The district is in a high poverty area, which often creates a financial barrier for interested youth to participate in our activities. With 71% of the district eligible for free and reduced lunches and 39% of families with school-aged children below the poverty line (twice that of the national average), we will struggle to maintain our program with minimal impact on the families.
The problem becomes how to support and grow a sport and community program that is, arguably, more expensive on a kid-by-kid basis than other recognized organized school sports. With a basic entry-level quality bike starting in the $500-range, various safety gear around $180, league and race fees also around $180, and bike repairs… the cost for a rider’s family can quickly add up in the first year – creating a considerable barrier to low income families. In the case of foster and other at-risk children, this becomes an insurmountable barrier.
Many of the teams I have spoken with charge dues, in addition to parents pay registration and race fees, and purchase bikes. These options aren’t largely feasible in our district. To put this in perspective, this season we only had two riders who owned their own race capable bike. The only way the team was feasible throughout the series was by covering riders’ fees and loan bikes, helmets, etc. from personal gear.

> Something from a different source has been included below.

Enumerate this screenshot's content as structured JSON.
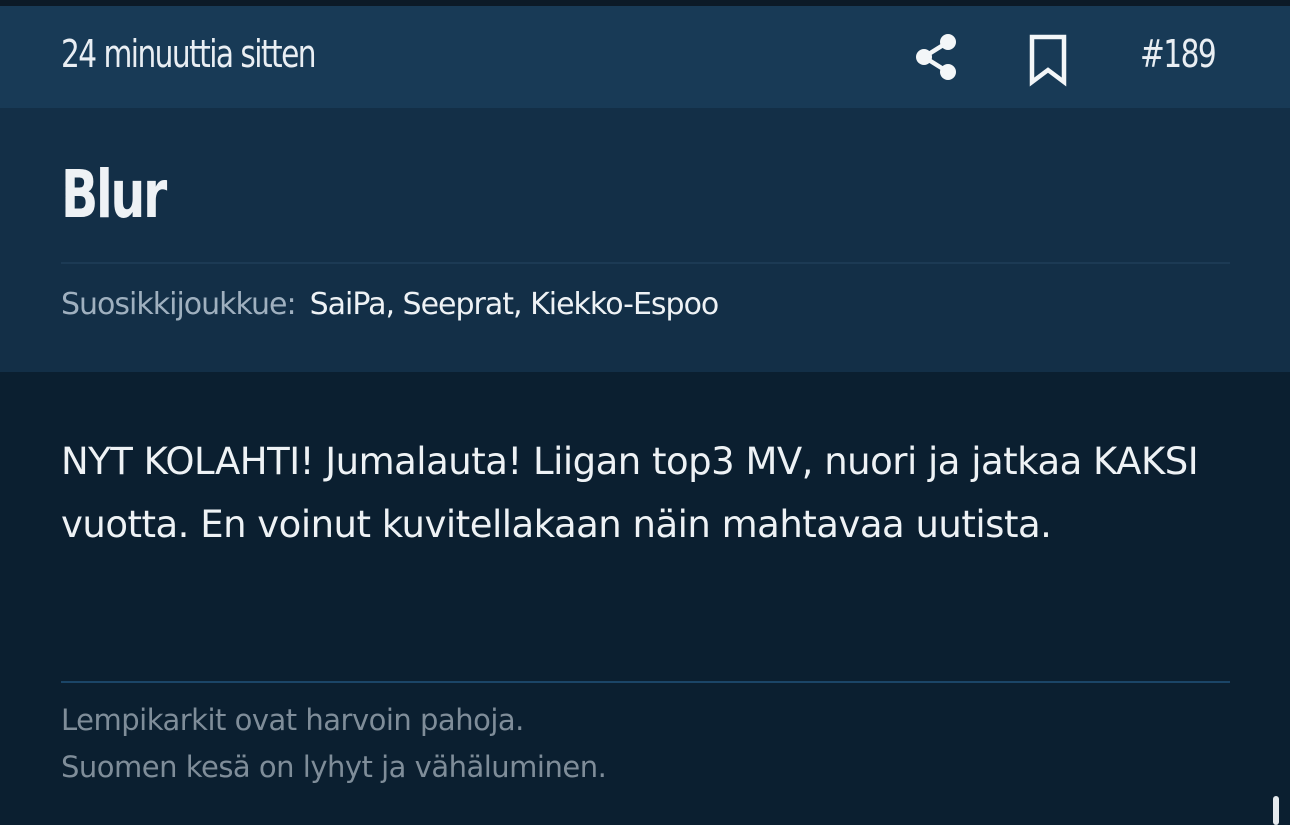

We have been lucky to have access to five Giant Talon 3’s that the Lincoln Middle School’s Youth Adventure Club had available. The team restored/tuned those bikes back to race ready condition, but over the season, unseen previous wear and tear resulted in broken derailleurs, chains, pedals, etc. As we prepare for next season, we have a total of six Giant Talon’s to work with – several in need of some TLC. In terms of bikes alone, we are capped at the number of riders we can field through loaners.
So, we have a situation where we want to grow but are limited in terms of how much we can grow without additional equipment. Our desire is to secure a few more bikes to ensure we can grow the team and get the ride club underway. Growth will also require having additional safety equipment, bike repair capabilities, overnight camping gear for races, and an ability to provide scholarships and support for financially limited families to participate in the league.
OCA: How can someone help out with your efforts?
Wayne: The Lincoln Mountain Wolves are actively looking for both sponsorship and grassroots financial support. As a new team, we are a blank slate for sponsorship opportunities. We have a wide array of needs, from the seemingly mundane (e.g., replacing OEM pedals and having tires and tubes on hand) to safety essentials (e.g., eye protection, hydration, helmets, and gloves) to critical (e.g., bikes to ride) – everything in between.
Anyone interested in sponsoring the team through funding or donations can contact me. We have several opportunities for jersey and tent wall branding placement.
We also have setup a GoFundMe (gf.me/u/ffqzhg) to help get the team off the ground for the 2018 season and build up the essential equipment.
A teacher at the High School has also set-up a DonorsChoose (click here) focusing on safety equipment and bike maintenance, with 2x matching funds from Dick’s Sporting Goods’ Sports Matter program.
Other than that, we are open to ideas and recommendations. We have a great relationship with the school and can also connect people directly to the school if they are interested in that route. In fact, the HS Principal, Courtney Jones, is Coach Jones’ wife… and hopefully a coach as well in the near future.
Wayne Jones, Coach and Team Director
Wayne is a UA colleague and a top notch guy. Whatever contribution you can make through the two sites linked above will go a long way to making a positive difference for local kids.